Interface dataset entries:
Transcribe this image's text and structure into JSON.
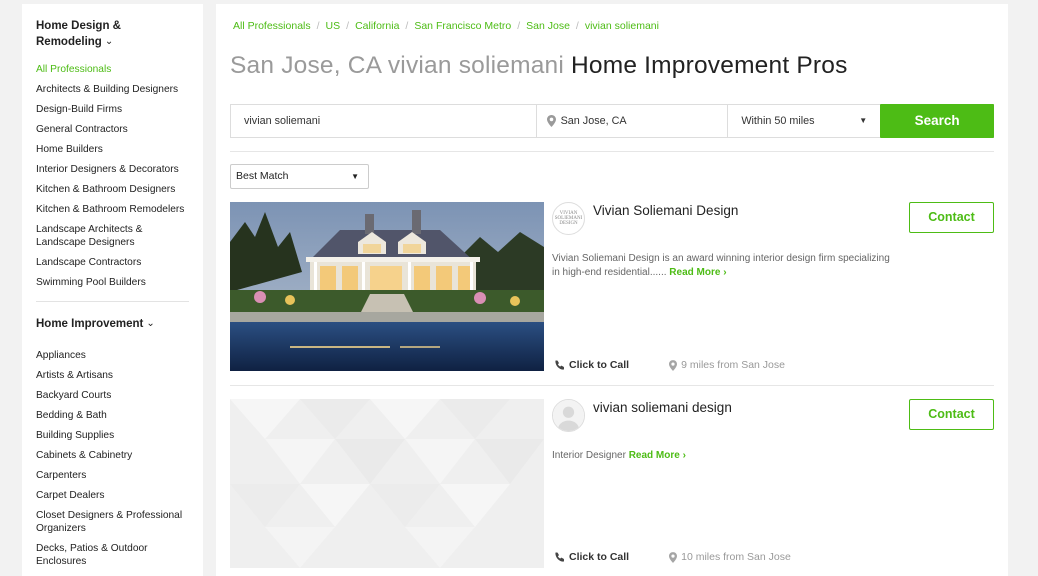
{
  "sidebar": {
    "section1": {
      "title_line1": "Home Design &",
      "title_line2": "Remodeling",
      "items": [
        "All Professionals",
        "Architects & Building Designers",
        "Design-Build Firms",
        "General Contractors",
        "Home Builders",
        "Interior Designers & Decorators",
        "Kitchen & Bathroom Designers",
        "Kitchen & Bathroom Remodelers",
        "Landscape Architects & Landscape Designers",
        "Landscape Contractors",
        "Swimming Pool Builders"
      ]
    },
    "section2": {
      "title": "Home Improvement",
      "items": [
        "Appliances",
        "Artists & Artisans",
        "Backyard Courts",
        "Bedding & Bath",
        "Building Supplies",
        "Cabinets & Cabinetry",
        "Carpenters",
        "Carpet Dealers",
        "Closet Designers & Professional Organizers",
        "Decks, Patios & Outdoor Enclosures"
      ]
    }
  },
  "breadcrumb": [
    "All Professionals",
    "US",
    "California",
    "San Francisco Metro",
    "San Jose",
    "vivian soliemani"
  ],
  "title": {
    "light": "San Jose, CA vivian soliemani",
    "dark": "Home Improvement Pros"
  },
  "search": {
    "keyword": "vivian soliemani",
    "location": "San Jose, CA",
    "radius": "Within 50 miles",
    "button": "Search"
  },
  "sort": {
    "selected": "Best Match"
  },
  "results": [
    {
      "name": "Vivian Soliemani Design",
      "logo_text": "VIVIAN SOLIEMANI DESIGN",
      "description": "Vivian Soliemani Design is an award winning interior design firm specializing in high-end residential......",
      "read_more": "Read More ›",
      "contact": "Contact",
      "call": "Click to Call",
      "distance": "9 miles from San Jose"
    },
    {
      "name": "vivian soliemani design",
      "description": "Interior Designer",
      "read_more": "Read More ›",
      "contact": "Contact",
      "call": "Click to Call",
      "distance": "10 miles from San Jose"
    }
  ],
  "colors": {
    "accent": "#4dbc15",
    "muted": "#9a9a9a"
  }
}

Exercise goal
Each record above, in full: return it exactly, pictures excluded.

Exercise response
Transcribe this image's text and structure into JSON.
{
  "sidebar": {
    "section1": {
      "title_line1": "Home Design &",
      "title_line2": "Remodeling",
      "items": [
        "All Professionals",
        "Architects & Building Designers",
        "Design-Build Firms",
        "General Contractors",
        "Home Builders",
        "Interior Designers & Decorators",
        "Kitchen & Bathroom Designers",
        "Kitchen & Bathroom Remodelers",
        "Landscape Architects & Landscape Designers",
        "Landscape Contractors",
        "Swimming Pool Builders"
      ]
    },
    "section2": {
      "title": "Home Improvement",
      "items": [
        "Appliances",
        "Artists & Artisans",
        "Backyard Courts",
        "Bedding & Bath",
        "Building Supplies",
        "Cabinets & Cabinetry",
        "Carpenters",
        "Carpet Dealers",
        "Closet Designers & Professional Organizers",
        "Decks, Patios & Outdoor Enclosures"
      ]
    }
  },
  "breadcrumb": [
    "All Professionals",
    "US",
    "California",
    "San Francisco Metro",
    "San Jose",
    "vivian soliemani"
  ],
  "title": {
    "light": "San Jose, CA vivian soliemani",
    "dark": "Home Improvement Pros"
  },
  "search": {
    "keyword": "vivian soliemani",
    "location": "San Jose, CA",
    "radius": "Within 50 miles",
    "button": "Search"
  },
  "sort": {
    "selected": "Best Match"
  },
  "results": [
    {
      "name": "Vivian Soliemani Design",
      "logo_text": "VIVIAN SOLIEMANI DESIGN",
      "description": "Vivian Soliemani Design is an award winning interior design firm specializing in high-end residential......",
      "read_more": "Read More ›",
      "contact": "Contact",
      "call": "Click to Call",
      "distance": "9 miles from San Jose"
    },
    {
      "name": "vivian soliemani design",
      "description": "Interior Designer",
      "read_more": "Read More ›",
      "contact": "Contact",
      "call": "Click to Call",
      "distance": "10 miles from San Jose"
    }
  ],
  "colors": {
    "accent": "#4dbc15",
    "muted": "#9a9a9a"
  }
}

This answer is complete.